Emotional labor is the act of connecting to another human being and making a change even if it’s not easy for you to do in that moment. ~Seth Godin
In his book, Linchpin, Seth Godin states that no one pays you to do physical labor anymore. You are paid for emotional labor. It’s the act of doing work you don’t feel like, the act of having a conversation that might be difficult, etc. It’s the hard work of digging deep inside and producing an idea that scares you. It’s connecting to another human being and making a change even if it’s not easy for you to do in that moment.
What is emotional labor?

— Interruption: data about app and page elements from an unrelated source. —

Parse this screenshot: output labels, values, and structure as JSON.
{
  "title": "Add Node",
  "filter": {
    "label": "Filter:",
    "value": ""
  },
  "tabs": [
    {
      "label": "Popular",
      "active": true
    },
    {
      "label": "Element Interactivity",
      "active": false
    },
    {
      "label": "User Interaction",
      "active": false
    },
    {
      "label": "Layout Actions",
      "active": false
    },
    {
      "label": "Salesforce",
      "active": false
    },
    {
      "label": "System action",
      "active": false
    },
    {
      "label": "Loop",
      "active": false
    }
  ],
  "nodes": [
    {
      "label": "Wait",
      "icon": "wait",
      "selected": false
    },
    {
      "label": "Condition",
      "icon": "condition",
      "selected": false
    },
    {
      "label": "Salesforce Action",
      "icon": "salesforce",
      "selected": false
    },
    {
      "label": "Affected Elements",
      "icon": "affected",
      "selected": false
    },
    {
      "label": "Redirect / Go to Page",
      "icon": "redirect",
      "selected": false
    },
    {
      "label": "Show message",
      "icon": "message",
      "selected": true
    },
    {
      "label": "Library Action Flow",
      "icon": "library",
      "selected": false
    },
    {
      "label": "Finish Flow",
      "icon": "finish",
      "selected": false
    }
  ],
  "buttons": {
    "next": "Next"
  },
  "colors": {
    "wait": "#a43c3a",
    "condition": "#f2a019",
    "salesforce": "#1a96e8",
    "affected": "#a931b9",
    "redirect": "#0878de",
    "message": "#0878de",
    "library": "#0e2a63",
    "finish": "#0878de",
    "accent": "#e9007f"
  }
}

I grew up on a farm in Kansas. My developmental years were dominated by physical labor. Having three older brothers, my participation in the physical labor of farming was limited. However, as several of my brothers graduated and moved on to other careers, I needed to lend a hand out in the fields. One of my periodic jobs was to drive the tractor and pull a baler while either my brother or father stacked the hay bales on the trailer that was also attached behind the baler. While we had to work in tandem, it was nearly all physical labor, very little emotional labor. Except for the occasion when I would let up on the clutch too quickly which wasn’t good for the baler or the person attempting to stand on the moving trailer. In those moments a little “emotion” was expressed by my brother. My father was more tolerant of my less than perfect clutching abilities.
But we really could get by (for better or worse) without a great deal of communication or emotional labor. Today’s workplace is a dramatic shift from my childhood. And since some of you are thinking it, I’ll go ahead and say it, “we’re not in Kansas anymore.”
Emotional labor takes time and effort, and in our fast-paced society we don’t always want to give emotional labor the time it requires. Someone new is hired in a leadership or managerial role and they jump right into the “task” of doing their work. We short-cut and side-step getting to know the people with whom we spend the majority of our time. We wonder why the leadership team (or any team for that matter) doesn’t quite seem in sync. Or, we refer to our last half-day team building retreat from three years ago and then question why we don’t seem to be firing on all cylinders.
It needs to happen every day.
Emotional labor is not a one-time event or fully covered in employee onboarding. It’s hard labor that needs to happen every day. It’s the act of doing work you don’t feel like, the act of having a conversation that might be difficult, etc.
I’ve watched leadership teams go from awkward and inefficient artificial harmony to moving rhythmically and easily with each other–efficient and graceful. This happens only after investing heavily in the work of emotional labor. Connecting to another human being and making a change even if it’s not easy to do in that moment, that’s leading with bold grace.